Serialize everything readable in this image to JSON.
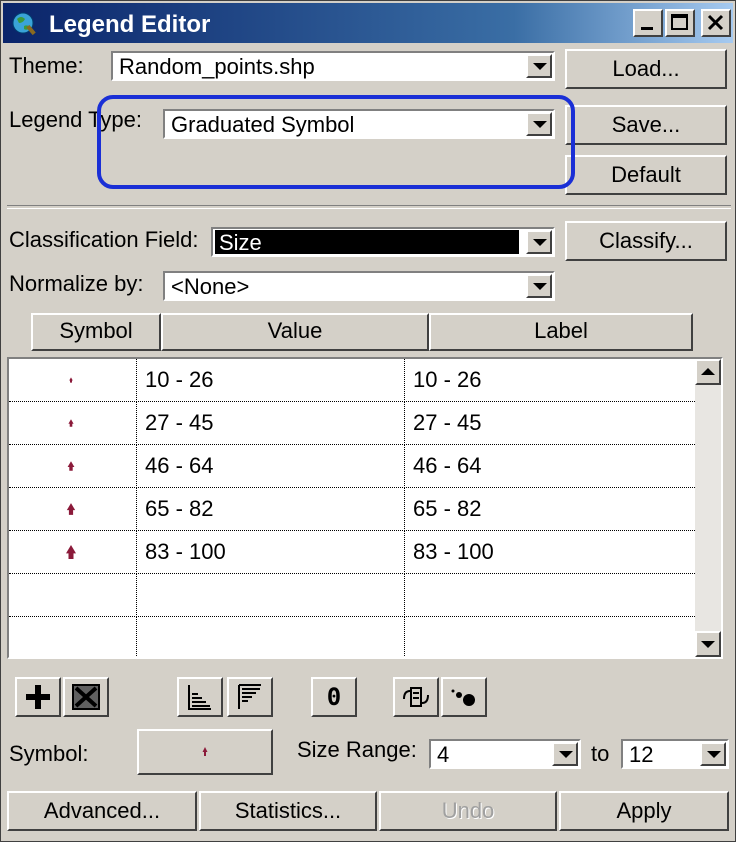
{
  "window": {
    "title": "Legend Editor",
    "controls": [
      "minimize",
      "maximize",
      "close"
    ]
  },
  "theme": {
    "label": "Theme:",
    "value": "Random_points.shp"
  },
  "legend_type": {
    "label": "Legend Type:",
    "value": "Graduated Symbol"
  },
  "buttons_top": {
    "load": "Load...",
    "save": "Save...",
    "default": "Default"
  },
  "classification": {
    "label": "Classification Field:",
    "value": "Size",
    "classify": "Classify..."
  },
  "normalize": {
    "label": "Normalize by:",
    "value": "<None>"
  },
  "table": {
    "headers": [
      "Symbol",
      "Value",
      "Label"
    ],
    "rows": [
      {
        "value": "10 - 26",
        "label": "10 - 26",
        "symbol_size": 1
      },
      {
        "value": "27 - 45",
        "label": "27 - 45",
        "symbol_size": 2
      },
      {
        "value": "46 - 64",
        "label": "46 - 64",
        "symbol_size": 3
      },
      {
        "value": "65 - 82",
        "label": "65 - 82",
        "symbol_size": 4
      },
      {
        "value": "83 - 100",
        "label": "83 - 100",
        "symbol_size": 5
      },
      {
        "value": "",
        "label": "",
        "symbol_size": 0
      },
      {
        "value": "",
        "label": "",
        "symbol_size": 0
      }
    ]
  },
  "toolbar": {
    "icons": [
      "add-class-icon",
      "delete-class-icon",
      "sort-ascending-icon",
      "sort-descending-icon",
      "null-value-icon",
      "reverse-symbols-icon",
      "symbol-size-icon"
    ],
    "null_label": "0"
  },
  "symbol": {
    "label": "Symbol:"
  },
  "size_range": {
    "label": "Size Range:",
    "from": "4",
    "to_label": "to",
    "to": "12"
  },
  "bottom_buttons": {
    "advanced": "Advanced...",
    "statistics": "Statistics...",
    "undo": "Undo",
    "apply": "Apply"
  },
  "colors": {
    "symbol": "#8b1a3a",
    "titlebar": "#0a246a",
    "highlight": "#1a2fd6"
  }
}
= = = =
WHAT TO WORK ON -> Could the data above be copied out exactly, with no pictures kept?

RESPONSE AREA ->
Serialize everything readable in this image to JSON.
{
  "window": {
    "title": "Legend Editor",
    "controls": [
      "minimize",
      "maximize",
      "close"
    ]
  },
  "theme": {
    "label": "Theme:",
    "value": "Random_points.shp"
  },
  "legend_type": {
    "label": "Legend Type:",
    "value": "Graduated Symbol"
  },
  "buttons_top": {
    "load": "Load...",
    "save": "Save...",
    "default": "Default"
  },
  "classification": {
    "label": "Classification Field:",
    "value": "Size",
    "classify": "Classify..."
  },
  "normalize": {
    "label": "Normalize by:",
    "value": "<None>"
  },
  "table": {
    "headers": [
      "Symbol",
      "Value",
      "Label"
    ],
    "rows": [
      {
        "value": "10 - 26",
        "label": "10 - 26",
        "symbol_size": 1
      },
      {
        "value": "27 - 45",
        "label": "27 - 45",
        "symbol_size": 2
      },
      {
        "value": "46 - 64",
        "label": "46 - 64",
        "symbol_size": 3
      },
      {
        "value": "65 - 82",
        "label": "65 - 82",
        "symbol_size": 4
      },
      {
        "value": "83 - 100",
        "label": "83 - 100",
        "symbol_size": 5
      },
      {
        "value": "",
        "label": "",
        "symbol_size": 0
      },
      {
        "value": "",
        "label": "",
        "symbol_size": 0
      }
    ]
  },
  "toolbar": {
    "icons": [
      "add-class-icon",
      "delete-class-icon",
      "sort-ascending-icon",
      "sort-descending-icon",
      "null-value-icon",
      "reverse-symbols-icon",
      "symbol-size-icon"
    ],
    "null_label": "0"
  },
  "symbol": {
    "label": "Symbol:"
  },
  "size_range": {
    "label": "Size Range:",
    "from": "4",
    "to_label": "to",
    "to": "12"
  },
  "bottom_buttons": {
    "advanced": "Advanced...",
    "statistics": "Statistics...",
    "undo": "Undo",
    "apply": "Apply"
  },
  "colors": {
    "symbol": "#8b1a3a",
    "titlebar": "#0a246a",
    "highlight": "#1a2fd6"
  }
}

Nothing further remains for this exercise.